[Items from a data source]
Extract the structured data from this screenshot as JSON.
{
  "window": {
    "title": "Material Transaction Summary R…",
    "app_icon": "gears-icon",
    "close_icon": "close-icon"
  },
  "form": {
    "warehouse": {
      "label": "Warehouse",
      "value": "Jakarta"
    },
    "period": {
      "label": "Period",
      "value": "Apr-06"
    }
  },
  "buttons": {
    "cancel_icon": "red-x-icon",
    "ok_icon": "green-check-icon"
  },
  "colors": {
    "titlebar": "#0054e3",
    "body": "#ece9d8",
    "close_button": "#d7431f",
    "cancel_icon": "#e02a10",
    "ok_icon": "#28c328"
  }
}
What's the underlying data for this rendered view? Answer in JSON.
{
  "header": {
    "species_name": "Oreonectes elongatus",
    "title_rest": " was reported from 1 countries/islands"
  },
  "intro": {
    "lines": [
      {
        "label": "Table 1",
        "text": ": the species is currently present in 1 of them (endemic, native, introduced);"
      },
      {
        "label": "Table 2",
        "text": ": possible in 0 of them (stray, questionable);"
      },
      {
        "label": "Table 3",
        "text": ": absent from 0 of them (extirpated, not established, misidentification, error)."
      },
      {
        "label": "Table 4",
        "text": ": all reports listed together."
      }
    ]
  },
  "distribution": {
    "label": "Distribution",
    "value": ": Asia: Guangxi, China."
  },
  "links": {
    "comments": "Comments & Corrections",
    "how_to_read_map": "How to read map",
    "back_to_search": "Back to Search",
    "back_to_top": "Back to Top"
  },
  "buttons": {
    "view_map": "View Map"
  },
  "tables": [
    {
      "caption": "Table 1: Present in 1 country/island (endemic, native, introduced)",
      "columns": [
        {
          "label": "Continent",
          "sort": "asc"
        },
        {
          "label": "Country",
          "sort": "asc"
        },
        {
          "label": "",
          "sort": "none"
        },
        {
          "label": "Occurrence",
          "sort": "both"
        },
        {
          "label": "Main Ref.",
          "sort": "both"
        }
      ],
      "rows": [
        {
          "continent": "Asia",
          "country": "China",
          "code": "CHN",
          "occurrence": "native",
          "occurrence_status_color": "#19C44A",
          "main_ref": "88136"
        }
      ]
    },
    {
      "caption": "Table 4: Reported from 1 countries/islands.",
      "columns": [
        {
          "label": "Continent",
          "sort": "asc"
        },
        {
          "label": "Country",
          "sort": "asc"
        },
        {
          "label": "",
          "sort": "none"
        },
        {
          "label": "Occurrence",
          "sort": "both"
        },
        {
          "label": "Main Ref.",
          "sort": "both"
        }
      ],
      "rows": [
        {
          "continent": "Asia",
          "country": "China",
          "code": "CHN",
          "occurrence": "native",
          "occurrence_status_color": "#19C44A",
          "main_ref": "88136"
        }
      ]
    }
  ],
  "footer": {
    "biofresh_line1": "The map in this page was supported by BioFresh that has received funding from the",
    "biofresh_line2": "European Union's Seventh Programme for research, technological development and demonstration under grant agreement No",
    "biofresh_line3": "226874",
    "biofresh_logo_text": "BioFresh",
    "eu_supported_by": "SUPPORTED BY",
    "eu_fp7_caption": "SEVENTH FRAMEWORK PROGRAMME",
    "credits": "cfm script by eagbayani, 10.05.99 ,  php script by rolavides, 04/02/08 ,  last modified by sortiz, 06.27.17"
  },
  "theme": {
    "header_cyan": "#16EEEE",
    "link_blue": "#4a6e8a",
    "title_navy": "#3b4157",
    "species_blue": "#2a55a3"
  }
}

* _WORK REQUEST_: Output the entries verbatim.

* _RESULT OF THE TASK_:
Extract the structured data from this screenshot as JSON.
{
  "window": {
    "title": "Material Transaction Summary R…",
    "app_icon": "gears-icon",
    "close_icon": "close-icon"
  },
  "form": {
    "warehouse": {
      "label": "Warehouse",
      "value": "Jakarta"
    },
    "period": {
      "label": "Period",
      "value": "Apr-06"
    }
  },
  "buttons": {
    "cancel_icon": "red-x-icon",
    "ok_icon": "green-check-icon"
  },
  "colors": {
    "titlebar": "#0054e3",
    "body": "#ece9d8",
    "close_button": "#d7431f",
    "cancel_icon": "#e02a10",
    "ok_icon": "#28c328"
  }
}
What's the underlying data for this rendered view? Answer in JSON.
{
  "header": {
    "species_name": "Oreonectes elongatus",
    "title_rest": " was reported from 1 countries/islands"
  },
  "intro": {
    "lines": [
      {
        "label": "Table 1",
        "text": ": the species is currently present in 1 of them (endemic, native, introduced);"
      },
      {
        "label": "Table 2",
        "text": ": possible in 0 of them (stray, questionable);"
      },
      {
        "label": "Table 3",
        "text": ": absent from 0 of them (extirpated, not established, misidentification, error)."
      },
      {
        "label": "Table 4",
        "text": ": all reports listed together."
      }
    ]
  },
  "distribution": {
    "label": "Distribution",
    "value": ": Asia: Guangxi, China."
  },
  "links": {
    "comments": "Comments & Corrections",
    "how_to_read_map": "How to read map",
    "back_to_search": "Back to Search",
    "back_to_top": "Back to Top"
  },
  "buttons": {
    "view_map": "View Map"
  },
  "tables": [
    {
      "caption": "Table 1: Present in 1 country/island (endemic, native, introduced)",
      "columns": [
        {
          "label": "Continent",
          "sort": "asc"
        },
        {
          "label": "Country",
          "sort": "asc"
        },
        {
          "label": "",
          "sort": "none"
        },
        {
          "label": "Occurrence",
          "sort": "both"
        },
        {
          "label": "Main Ref.",
          "sort": "both"
        }
      ],
      "rows": [
        {
          "continent": "Asia",
          "country": "China",
          "code": "CHN",
          "occurrence": "native",
          "occurrence_status_color": "#19C44A",
          "main_ref": "88136"
        }
      ]
    },
    {
      "caption": "Table 4: Reported from 1 countries/islands.",
      "columns": [
        {
          "label": "Continent",
          "sort": "asc"
        },
        {
          "label": "Country",
          "sort": "asc"
        },
        {
          "label": "",
          "sort": "none"
        },
        {
          "label": "Occurrence",
          "sort": "both"
        },
        {
          "label": "Main Ref.",
          "sort": "both"
        }
      ],
      "rows": [
        {
          "continent": "Asia",
          "country": "China",
          "code": "CHN",
          "occurrence": "native",
          "occurrence_status_color": "#19C44A",
          "main_ref": "88136"
        }
      ]
    }
  ],
  "footer": {
    "biofresh_line1": "The map in this page was supported by BioFresh that has received funding from the",
    "biofresh_line2": "European Union's Seventh Programme for research, technological development and demonstration under grant agreement No",
    "biofresh_line3": "226874",
    "biofresh_logo_text": "BioFresh",
    "eu_supported_by": "SUPPORTED BY",
    "eu_fp7_caption": "SEVENTH FRAMEWORK PROGRAMME",
    "credits": "cfm script by eagbayani, 10.05.99 ,  php script by rolavides, 04/02/08 ,  last modified by sortiz, 06.27.17"
  },
  "theme": {
    "header_cyan": "#16EEEE",
    "link_blue": "#4a6e8a",
    "title_navy": "#3b4157",
    "species_blue": "#2a55a3"
  }
}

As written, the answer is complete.